What if you traveled to Proxima Centauri, the closest star to the Sun at the moment, and looked back in our direction? You would notice a slightly different constellation of Cassiopeia in the sky. The familiar W would have an extra leg, connecting to our Sun.
It would also be the brightest star in that constellation, outshining its companions with ease, at a magnitude of 0.4, five times brighter than the brightest star of Cassiopeia. Proxima Centauri is about 4.3 light years away. That distance is an equivalent of about 41,000,000,000,000 kilometers, give or take a few billion. Proxima Centauri is a red dwarf star in a wide triple star system, and has one known planet, somewhat bigger than Earth, and very close to the star. It orbits its mother star in about 11 days.
Below you can see a screenshot which gives you an impression of the Sun as seen from Proxima Centauri. It’s to the left of Cassiopeia, the W-shaped constellation. To the right and lower you can see M31, the Andromeda galaxy. It’s 500,000 times further away than Proxima.

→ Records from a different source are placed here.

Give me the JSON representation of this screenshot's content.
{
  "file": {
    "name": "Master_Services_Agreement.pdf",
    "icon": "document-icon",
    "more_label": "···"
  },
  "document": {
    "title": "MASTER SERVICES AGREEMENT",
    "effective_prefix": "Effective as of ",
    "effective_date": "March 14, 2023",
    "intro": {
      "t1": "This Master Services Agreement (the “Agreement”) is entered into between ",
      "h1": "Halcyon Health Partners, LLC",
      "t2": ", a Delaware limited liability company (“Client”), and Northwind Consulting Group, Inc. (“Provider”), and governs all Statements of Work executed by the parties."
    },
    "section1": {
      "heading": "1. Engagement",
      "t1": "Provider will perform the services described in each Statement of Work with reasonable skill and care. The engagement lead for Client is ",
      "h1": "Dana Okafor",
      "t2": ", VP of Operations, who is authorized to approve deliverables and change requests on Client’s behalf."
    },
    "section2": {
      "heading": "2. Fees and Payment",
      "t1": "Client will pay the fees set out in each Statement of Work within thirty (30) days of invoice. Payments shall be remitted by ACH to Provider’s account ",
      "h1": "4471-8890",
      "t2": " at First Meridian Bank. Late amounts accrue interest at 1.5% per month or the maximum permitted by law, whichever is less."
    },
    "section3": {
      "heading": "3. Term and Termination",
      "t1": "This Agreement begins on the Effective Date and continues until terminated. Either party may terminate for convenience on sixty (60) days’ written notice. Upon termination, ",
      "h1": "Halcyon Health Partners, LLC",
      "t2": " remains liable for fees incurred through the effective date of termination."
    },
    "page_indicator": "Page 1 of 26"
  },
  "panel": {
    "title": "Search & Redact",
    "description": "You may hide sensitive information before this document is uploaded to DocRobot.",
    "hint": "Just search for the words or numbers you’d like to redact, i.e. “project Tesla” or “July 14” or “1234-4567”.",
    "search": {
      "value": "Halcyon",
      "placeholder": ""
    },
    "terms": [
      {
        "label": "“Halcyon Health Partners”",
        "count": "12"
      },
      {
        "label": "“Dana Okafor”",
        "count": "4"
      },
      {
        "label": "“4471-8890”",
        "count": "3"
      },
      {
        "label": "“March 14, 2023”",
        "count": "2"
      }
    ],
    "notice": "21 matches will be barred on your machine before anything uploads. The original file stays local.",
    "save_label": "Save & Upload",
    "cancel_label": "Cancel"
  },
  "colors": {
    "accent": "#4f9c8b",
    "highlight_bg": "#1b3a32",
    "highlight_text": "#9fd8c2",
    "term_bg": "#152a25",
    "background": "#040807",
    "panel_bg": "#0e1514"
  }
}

And can you see the Earth? No you can’t. Even from the closest stars our planet is just an invisible pixel in the sky. And that’s all of us, combined.